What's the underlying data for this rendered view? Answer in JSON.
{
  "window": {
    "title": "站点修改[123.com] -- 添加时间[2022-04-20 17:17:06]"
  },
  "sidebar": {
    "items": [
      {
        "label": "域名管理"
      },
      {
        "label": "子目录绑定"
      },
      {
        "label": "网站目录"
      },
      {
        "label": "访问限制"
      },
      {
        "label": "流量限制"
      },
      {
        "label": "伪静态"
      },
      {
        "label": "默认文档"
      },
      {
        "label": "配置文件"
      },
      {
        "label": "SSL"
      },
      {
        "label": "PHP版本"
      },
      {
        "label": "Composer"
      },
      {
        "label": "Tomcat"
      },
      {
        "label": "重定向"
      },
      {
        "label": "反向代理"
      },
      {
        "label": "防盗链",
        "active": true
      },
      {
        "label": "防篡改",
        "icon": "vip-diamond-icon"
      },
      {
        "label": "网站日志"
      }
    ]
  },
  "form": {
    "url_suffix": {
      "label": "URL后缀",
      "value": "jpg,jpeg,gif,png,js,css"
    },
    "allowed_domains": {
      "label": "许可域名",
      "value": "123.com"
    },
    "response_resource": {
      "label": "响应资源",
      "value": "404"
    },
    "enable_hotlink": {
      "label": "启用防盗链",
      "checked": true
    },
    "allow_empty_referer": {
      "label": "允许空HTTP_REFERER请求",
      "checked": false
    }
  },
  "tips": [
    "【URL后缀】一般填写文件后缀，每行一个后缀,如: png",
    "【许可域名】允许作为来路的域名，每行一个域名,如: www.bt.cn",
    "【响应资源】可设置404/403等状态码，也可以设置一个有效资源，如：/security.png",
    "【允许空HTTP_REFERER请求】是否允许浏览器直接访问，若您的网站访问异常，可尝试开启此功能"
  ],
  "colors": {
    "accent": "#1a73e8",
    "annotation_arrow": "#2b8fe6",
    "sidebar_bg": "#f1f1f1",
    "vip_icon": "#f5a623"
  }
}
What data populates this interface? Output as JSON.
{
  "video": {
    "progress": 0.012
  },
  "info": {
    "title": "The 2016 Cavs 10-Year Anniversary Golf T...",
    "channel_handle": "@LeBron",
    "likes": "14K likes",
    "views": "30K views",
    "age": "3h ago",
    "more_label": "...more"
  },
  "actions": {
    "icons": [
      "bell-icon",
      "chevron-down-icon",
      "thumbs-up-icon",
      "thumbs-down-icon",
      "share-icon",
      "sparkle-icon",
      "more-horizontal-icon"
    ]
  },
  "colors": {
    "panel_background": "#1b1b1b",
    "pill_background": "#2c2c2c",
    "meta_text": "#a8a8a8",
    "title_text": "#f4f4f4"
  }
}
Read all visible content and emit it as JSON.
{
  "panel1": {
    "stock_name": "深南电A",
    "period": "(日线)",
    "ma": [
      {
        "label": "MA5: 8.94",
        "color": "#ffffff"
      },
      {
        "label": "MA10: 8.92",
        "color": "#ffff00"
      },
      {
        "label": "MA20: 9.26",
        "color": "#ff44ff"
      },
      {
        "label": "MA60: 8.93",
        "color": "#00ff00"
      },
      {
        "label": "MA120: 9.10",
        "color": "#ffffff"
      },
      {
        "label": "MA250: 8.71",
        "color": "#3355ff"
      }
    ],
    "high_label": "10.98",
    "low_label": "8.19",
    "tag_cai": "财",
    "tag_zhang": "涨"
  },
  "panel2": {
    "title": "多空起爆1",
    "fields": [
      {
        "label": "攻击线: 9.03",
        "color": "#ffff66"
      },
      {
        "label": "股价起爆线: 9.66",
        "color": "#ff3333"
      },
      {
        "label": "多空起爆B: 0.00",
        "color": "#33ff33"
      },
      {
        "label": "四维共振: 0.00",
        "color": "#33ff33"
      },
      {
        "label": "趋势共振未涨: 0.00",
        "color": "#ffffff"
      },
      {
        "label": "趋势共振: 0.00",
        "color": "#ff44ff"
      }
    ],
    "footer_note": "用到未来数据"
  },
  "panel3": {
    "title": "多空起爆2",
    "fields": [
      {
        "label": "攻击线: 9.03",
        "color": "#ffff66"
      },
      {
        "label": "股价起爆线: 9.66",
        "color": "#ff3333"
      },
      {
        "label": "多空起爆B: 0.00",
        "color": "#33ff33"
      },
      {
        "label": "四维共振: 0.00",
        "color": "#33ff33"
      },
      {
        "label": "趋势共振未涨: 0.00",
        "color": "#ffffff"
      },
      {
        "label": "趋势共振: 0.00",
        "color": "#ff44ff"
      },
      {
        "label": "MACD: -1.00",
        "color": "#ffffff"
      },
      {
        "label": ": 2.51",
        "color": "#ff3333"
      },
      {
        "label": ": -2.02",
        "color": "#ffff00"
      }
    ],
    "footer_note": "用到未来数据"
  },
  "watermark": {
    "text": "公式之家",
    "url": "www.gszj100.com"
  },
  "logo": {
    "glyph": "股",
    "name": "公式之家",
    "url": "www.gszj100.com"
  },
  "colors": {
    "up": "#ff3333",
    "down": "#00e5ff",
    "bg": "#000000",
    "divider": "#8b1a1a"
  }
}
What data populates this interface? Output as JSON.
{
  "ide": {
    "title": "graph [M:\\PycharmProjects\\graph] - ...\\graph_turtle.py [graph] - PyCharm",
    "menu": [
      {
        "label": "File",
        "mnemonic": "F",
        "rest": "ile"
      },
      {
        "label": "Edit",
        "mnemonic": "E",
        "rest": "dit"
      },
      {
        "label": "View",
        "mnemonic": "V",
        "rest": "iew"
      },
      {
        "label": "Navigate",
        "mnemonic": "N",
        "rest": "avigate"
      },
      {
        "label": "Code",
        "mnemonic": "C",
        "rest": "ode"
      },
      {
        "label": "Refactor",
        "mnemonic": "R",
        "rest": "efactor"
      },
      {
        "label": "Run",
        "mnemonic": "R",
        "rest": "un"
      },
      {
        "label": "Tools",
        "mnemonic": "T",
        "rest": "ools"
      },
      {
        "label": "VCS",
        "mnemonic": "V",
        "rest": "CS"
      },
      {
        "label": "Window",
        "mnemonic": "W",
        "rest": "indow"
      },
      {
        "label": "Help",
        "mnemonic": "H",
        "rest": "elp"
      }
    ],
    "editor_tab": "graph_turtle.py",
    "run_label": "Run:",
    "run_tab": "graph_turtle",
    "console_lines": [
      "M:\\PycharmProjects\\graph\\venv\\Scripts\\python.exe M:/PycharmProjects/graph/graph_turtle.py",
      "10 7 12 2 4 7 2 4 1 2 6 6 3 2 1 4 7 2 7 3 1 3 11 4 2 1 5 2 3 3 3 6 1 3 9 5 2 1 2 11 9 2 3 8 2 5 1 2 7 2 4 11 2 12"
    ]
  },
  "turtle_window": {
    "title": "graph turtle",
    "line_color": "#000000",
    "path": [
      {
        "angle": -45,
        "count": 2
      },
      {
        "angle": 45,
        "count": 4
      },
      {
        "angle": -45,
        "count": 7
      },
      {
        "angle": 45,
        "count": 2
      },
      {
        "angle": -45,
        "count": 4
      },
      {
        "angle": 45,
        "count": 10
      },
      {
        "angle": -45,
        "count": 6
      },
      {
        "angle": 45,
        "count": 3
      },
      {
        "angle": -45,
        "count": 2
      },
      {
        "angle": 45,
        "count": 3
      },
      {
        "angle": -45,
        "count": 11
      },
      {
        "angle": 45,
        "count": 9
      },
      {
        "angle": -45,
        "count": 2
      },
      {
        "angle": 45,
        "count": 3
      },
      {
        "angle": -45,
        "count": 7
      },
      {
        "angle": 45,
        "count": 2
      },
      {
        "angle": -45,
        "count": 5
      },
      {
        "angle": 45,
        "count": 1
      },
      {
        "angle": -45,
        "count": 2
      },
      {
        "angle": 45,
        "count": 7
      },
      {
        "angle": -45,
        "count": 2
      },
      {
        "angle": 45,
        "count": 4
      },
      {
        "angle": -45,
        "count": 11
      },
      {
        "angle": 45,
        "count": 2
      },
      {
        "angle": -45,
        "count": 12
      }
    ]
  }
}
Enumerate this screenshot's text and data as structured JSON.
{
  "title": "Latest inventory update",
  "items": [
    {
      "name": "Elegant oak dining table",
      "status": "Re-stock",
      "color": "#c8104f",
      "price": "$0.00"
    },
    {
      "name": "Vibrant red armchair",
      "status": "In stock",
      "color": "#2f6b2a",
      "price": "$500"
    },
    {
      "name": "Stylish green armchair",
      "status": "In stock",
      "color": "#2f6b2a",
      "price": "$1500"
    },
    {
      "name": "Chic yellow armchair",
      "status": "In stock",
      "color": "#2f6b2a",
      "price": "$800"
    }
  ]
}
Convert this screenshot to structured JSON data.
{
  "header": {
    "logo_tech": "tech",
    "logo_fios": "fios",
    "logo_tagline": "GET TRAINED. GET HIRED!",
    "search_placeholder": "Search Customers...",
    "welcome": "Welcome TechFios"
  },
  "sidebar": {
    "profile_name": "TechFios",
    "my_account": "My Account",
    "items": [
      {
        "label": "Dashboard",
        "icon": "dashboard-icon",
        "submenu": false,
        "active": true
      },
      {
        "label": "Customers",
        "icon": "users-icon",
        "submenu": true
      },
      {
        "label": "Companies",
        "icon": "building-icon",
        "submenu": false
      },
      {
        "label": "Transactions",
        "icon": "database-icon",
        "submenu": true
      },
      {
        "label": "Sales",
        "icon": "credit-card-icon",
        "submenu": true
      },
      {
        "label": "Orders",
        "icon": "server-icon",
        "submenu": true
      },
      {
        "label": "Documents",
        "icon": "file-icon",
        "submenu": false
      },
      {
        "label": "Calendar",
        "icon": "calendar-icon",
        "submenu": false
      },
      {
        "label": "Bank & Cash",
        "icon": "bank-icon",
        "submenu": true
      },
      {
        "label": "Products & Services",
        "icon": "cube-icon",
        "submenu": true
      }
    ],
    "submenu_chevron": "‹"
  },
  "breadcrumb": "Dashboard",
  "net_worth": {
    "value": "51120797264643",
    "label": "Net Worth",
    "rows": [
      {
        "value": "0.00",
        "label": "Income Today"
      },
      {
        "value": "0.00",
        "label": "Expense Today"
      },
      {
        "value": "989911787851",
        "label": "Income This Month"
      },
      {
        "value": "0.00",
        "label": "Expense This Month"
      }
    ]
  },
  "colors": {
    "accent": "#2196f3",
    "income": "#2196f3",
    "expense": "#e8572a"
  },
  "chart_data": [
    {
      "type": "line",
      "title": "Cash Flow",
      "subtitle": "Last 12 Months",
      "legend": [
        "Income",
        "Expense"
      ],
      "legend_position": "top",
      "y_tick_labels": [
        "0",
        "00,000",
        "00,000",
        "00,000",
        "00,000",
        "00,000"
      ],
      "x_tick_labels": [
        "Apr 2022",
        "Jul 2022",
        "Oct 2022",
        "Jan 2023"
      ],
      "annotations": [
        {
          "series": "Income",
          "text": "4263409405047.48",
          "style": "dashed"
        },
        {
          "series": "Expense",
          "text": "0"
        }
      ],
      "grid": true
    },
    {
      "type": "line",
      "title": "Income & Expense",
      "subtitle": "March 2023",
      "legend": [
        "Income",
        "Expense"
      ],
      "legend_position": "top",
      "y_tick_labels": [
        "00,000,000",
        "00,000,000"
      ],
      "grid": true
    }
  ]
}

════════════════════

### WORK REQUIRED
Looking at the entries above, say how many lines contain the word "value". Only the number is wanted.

### OUTPUT FOR THIS TASK
8